Records provided
□ □ □ □ □ □ □

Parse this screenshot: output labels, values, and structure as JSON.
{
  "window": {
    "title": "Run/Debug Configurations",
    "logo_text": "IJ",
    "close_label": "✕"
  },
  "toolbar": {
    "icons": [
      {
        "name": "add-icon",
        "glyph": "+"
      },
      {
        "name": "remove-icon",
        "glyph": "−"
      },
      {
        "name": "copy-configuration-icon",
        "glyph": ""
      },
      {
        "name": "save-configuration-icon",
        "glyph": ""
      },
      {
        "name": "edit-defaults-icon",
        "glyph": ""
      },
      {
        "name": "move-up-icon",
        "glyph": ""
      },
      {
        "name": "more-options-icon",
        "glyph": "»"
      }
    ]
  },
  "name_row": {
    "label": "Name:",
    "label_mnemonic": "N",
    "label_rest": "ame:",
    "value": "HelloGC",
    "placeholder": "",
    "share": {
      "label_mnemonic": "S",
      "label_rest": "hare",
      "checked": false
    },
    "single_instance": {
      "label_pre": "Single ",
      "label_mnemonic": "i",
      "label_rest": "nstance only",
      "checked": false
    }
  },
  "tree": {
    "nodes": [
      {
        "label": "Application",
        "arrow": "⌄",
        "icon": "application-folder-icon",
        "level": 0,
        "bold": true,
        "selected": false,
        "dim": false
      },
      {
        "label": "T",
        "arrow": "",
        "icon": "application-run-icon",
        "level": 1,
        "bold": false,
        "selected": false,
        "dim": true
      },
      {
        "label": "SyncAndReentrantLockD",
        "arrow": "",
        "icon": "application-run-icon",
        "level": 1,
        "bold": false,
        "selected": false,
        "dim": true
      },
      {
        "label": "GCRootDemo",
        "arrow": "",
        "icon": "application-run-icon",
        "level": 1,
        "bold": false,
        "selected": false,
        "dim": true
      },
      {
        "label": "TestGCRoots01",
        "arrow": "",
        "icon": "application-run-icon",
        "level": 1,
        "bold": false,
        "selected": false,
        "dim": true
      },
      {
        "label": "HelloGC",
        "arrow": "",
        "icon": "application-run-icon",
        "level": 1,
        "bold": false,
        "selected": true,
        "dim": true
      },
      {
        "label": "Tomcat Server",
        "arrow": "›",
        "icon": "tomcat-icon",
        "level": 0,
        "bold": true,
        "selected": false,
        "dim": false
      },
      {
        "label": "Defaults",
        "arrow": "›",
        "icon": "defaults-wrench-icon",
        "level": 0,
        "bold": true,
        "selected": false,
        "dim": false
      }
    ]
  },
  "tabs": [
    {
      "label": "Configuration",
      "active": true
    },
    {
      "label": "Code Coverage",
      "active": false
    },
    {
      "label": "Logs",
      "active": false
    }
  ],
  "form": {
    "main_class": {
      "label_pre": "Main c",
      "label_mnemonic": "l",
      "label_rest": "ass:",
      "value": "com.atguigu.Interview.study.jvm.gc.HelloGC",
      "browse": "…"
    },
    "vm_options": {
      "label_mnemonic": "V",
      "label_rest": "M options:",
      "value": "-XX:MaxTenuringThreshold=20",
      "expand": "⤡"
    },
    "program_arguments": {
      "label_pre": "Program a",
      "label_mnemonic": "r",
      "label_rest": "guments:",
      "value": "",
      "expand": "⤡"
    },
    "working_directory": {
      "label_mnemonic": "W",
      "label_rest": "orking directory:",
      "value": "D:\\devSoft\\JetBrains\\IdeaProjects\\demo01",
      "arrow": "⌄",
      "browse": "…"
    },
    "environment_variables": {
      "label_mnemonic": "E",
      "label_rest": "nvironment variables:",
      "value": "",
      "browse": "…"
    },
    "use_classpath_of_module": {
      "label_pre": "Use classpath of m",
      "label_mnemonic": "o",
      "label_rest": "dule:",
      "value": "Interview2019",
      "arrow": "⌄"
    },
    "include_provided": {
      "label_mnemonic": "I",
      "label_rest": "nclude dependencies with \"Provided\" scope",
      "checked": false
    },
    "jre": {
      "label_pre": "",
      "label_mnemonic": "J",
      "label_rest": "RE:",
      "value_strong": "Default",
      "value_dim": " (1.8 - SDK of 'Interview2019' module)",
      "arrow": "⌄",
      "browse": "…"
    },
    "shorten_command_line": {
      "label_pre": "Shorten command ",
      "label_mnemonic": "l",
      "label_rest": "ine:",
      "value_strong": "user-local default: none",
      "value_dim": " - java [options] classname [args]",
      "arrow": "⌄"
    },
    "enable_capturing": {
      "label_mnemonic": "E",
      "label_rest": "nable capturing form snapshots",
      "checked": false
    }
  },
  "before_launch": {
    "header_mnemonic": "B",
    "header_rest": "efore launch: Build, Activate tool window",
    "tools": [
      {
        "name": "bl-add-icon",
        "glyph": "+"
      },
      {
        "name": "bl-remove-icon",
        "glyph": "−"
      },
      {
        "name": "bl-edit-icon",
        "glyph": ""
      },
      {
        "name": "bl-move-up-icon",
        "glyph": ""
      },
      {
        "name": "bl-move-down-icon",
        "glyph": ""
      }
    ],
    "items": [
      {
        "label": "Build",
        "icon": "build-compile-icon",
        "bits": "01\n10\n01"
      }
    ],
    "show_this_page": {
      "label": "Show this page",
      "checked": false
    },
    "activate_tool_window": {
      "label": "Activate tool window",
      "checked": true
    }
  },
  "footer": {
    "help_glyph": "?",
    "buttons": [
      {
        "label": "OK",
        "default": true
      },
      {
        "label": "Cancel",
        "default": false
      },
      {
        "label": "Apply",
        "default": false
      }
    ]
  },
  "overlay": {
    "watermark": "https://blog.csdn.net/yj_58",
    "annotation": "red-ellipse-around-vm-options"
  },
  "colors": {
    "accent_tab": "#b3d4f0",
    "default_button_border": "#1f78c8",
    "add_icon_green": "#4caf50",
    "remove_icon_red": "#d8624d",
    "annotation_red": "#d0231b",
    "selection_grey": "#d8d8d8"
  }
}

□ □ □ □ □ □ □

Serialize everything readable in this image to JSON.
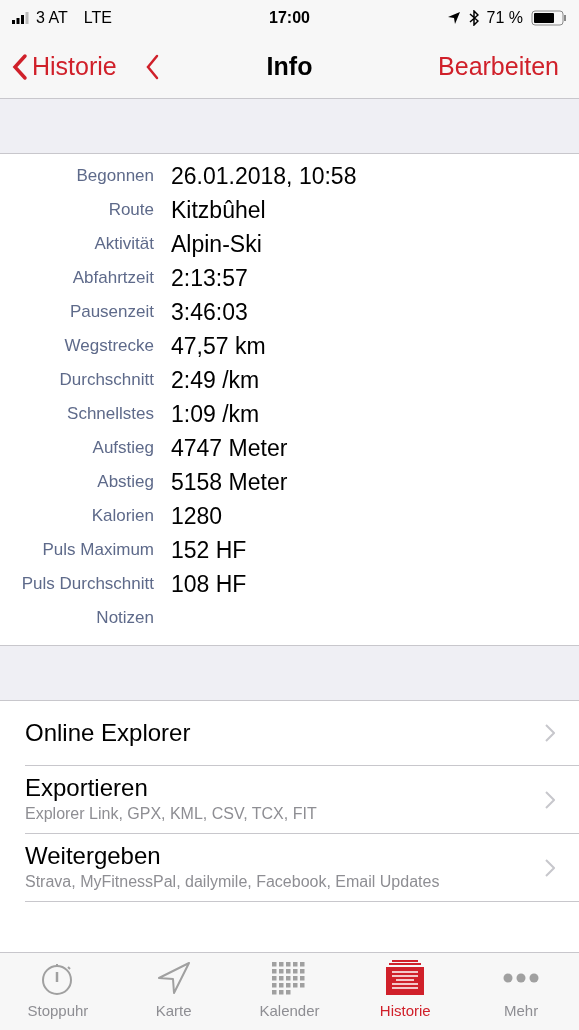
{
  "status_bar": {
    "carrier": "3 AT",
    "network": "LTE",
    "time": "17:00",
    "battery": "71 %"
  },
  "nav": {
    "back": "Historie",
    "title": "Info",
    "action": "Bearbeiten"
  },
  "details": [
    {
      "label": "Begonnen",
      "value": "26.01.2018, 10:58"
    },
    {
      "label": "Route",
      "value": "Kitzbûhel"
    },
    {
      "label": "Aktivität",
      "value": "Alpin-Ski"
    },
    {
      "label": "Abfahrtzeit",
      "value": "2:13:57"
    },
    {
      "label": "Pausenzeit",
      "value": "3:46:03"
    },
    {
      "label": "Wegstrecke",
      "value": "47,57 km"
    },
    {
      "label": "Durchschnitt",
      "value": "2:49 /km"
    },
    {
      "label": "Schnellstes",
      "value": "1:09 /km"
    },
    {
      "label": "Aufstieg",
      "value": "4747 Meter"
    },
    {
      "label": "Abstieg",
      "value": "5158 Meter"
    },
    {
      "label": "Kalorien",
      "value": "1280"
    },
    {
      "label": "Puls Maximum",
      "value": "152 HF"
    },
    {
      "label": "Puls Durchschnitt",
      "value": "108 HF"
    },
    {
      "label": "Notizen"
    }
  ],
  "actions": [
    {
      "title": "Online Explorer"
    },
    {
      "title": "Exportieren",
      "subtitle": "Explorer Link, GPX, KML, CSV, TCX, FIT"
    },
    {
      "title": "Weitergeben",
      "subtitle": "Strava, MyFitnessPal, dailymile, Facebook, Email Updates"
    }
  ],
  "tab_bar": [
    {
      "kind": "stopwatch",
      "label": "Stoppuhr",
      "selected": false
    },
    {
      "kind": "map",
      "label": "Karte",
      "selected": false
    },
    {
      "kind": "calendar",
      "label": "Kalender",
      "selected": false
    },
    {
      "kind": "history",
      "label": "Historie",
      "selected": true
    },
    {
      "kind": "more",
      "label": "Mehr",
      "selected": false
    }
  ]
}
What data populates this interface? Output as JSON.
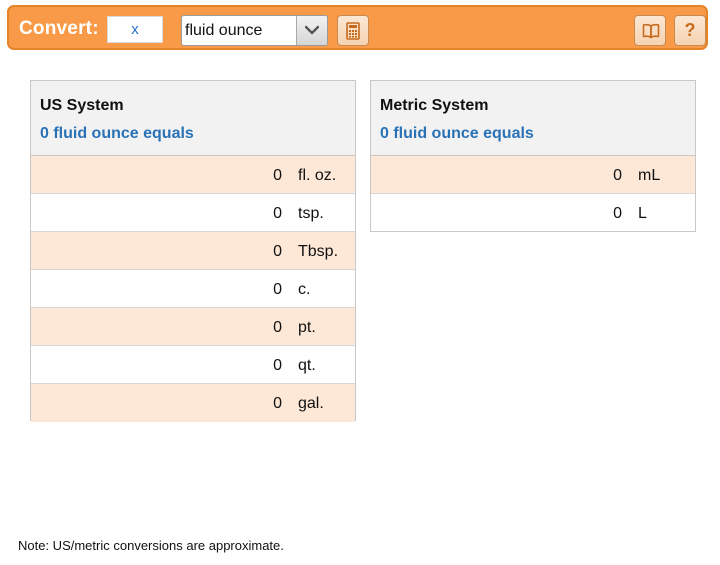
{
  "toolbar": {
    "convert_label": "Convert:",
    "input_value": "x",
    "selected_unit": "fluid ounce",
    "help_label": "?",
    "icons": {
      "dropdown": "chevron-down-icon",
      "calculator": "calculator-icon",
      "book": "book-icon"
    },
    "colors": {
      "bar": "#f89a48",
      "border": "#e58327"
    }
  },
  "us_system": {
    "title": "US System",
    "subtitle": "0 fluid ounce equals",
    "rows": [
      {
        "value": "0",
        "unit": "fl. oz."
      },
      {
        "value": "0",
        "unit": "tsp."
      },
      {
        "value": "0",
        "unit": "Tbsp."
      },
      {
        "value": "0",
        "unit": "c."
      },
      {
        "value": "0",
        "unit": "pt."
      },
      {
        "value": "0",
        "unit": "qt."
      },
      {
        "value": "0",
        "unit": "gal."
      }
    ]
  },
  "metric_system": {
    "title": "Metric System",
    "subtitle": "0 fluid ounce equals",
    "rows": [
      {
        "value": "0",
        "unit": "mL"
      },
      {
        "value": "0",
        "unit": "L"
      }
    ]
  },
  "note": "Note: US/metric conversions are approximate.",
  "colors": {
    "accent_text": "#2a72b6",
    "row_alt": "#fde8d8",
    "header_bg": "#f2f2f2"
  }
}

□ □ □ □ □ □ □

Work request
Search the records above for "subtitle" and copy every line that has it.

Reply
      "subtitle": "Explorer Link, GPX, KML, CSV, TCX, FIT"
      "subtitle": "Strava, MyFitnessPal, dailymile, Facebook, Email Updates"
    "subtitle": "0 fluid ounce equals",
    "subtitle": "0 fluid ounce equals",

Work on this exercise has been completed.